Autoimmune Lymphoproliferative Syndrome (ALPS) is a rare, severe disorder that has been described in British Shorthair cats. The disorder is caused by the inability of the body to destroy unneeded T-lymphocytes, which leads to massive accumulation of T-lymphocytes within lymph nodes. Diffuse enlargement of lymph nodes is typically noticed in kittens around six weeks of age. The progression of clinical signs is rapid and affected kittens develop severe abdominal distension, lethargy, and weight loss. Regenerative anemia is also typically present. No effective treatment has been described and affected kittens are typically euthanized for humane reasons before four months of age.

Upon initial observation of clinical signs, affected cats should be closely monitored to assess welfare. As clinical signs are rapidly progressive, affected cats are usually euthanized on welfare grounds by four months of age.

For Breeders

Planning to breed a cat with this genetic variant?

There are many responsibilities to consider when breeding cats. Regardless of test results it is important that your cat is in good general health and that you are in a position to care for the kittens if new responsible owners are not found. For first time or novice breeders, advice can be found at most cat registry websites.

This disease is autosomal recessive meaning that two copies of the mutation are needed for disease signs to be shown. A carrier cat with one copy of the Autoimmune Lymphoproliferative Syndrome mutation can be safely bred with a clear cat with no copies of the Autoimmune Lymphoproliferative Syndrome mutation. About half of the kittens will have one copy (carriers) and half will have no copies of the Autoimmune Lymphoproliferative Syndrome mutation. Kittens in a litter which is expected to contain carriers should be tested prior to breeding. Carrier to carrier matings are not advised as the resulting litter may contain affected kittens. Please note: It is possible that disease signs similar to the ones caused by the Autoimmune Lymphoproliferative Syndrome mutation could develop due to a different genetic or clinical cause.

Technical Details

Gene FASL
Variant Insertion
Chromosome F1
Coordinate 16,871,911

All coordinates reference FelCat9.0

References & Credit

Credit to our scientific colleagues:

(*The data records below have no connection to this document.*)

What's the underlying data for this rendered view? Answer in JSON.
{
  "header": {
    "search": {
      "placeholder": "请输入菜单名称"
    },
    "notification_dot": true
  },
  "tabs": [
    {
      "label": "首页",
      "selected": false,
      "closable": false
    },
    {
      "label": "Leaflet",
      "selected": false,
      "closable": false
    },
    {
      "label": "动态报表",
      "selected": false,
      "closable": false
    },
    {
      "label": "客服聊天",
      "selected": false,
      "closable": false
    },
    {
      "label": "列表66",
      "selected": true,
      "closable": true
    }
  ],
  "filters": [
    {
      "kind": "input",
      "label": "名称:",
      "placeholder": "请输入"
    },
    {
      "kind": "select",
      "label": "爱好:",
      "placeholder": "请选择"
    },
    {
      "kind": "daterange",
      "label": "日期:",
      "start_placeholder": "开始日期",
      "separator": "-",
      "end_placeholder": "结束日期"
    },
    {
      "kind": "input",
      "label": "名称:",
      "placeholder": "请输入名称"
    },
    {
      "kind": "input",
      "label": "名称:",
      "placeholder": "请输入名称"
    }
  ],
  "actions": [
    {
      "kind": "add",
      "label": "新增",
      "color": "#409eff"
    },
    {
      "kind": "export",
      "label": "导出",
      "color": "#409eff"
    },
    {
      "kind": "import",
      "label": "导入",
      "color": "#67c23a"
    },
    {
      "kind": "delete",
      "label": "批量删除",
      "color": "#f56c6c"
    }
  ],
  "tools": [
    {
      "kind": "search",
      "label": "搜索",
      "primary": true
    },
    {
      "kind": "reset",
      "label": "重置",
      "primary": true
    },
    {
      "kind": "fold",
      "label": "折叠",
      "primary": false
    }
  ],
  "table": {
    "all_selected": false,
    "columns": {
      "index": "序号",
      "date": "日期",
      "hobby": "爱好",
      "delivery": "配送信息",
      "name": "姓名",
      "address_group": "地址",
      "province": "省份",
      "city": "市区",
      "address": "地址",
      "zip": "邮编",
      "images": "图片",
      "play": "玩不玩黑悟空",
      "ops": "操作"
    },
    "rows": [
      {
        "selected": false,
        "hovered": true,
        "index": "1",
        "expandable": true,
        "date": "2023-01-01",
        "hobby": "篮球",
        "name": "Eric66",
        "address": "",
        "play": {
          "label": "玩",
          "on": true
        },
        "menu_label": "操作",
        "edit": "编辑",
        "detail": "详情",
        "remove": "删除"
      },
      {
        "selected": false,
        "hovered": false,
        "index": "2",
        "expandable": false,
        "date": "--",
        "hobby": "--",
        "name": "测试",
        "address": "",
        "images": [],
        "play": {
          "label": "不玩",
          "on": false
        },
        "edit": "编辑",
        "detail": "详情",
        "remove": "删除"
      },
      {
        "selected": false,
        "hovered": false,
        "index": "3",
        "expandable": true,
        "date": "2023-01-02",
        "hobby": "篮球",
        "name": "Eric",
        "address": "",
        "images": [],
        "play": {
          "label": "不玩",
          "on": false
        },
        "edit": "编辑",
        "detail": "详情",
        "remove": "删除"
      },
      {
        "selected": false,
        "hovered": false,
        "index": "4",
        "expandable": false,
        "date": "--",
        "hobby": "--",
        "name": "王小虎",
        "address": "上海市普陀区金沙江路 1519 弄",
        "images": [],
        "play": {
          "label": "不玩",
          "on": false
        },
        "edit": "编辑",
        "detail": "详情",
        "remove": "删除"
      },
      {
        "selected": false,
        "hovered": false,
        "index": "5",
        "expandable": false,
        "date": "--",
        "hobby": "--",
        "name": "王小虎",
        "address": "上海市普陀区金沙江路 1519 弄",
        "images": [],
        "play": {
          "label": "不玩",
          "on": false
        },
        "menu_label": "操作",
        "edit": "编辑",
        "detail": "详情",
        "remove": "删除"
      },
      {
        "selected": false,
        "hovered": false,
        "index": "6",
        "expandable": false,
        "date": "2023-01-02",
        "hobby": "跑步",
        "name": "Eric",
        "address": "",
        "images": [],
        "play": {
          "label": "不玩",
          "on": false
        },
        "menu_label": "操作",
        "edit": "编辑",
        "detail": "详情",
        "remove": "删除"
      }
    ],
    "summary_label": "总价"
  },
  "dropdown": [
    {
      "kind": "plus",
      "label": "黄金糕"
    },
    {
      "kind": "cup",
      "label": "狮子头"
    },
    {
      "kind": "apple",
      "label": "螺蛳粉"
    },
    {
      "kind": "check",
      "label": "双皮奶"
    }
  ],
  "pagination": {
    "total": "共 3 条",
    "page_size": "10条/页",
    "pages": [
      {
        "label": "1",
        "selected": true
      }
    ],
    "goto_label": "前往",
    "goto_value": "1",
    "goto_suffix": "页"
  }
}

Aberdein, D., Munday, J. S., Gandolfi, B., Dittmer, K. E., Malik, R., Garrick, D. J., … Consortium, 99 Lives. (2017). A FAS-ligand variant associated with autoimmune lymphoproliferative syndrome in cats. Mammalian Genome, 28(1), 47–55. View the article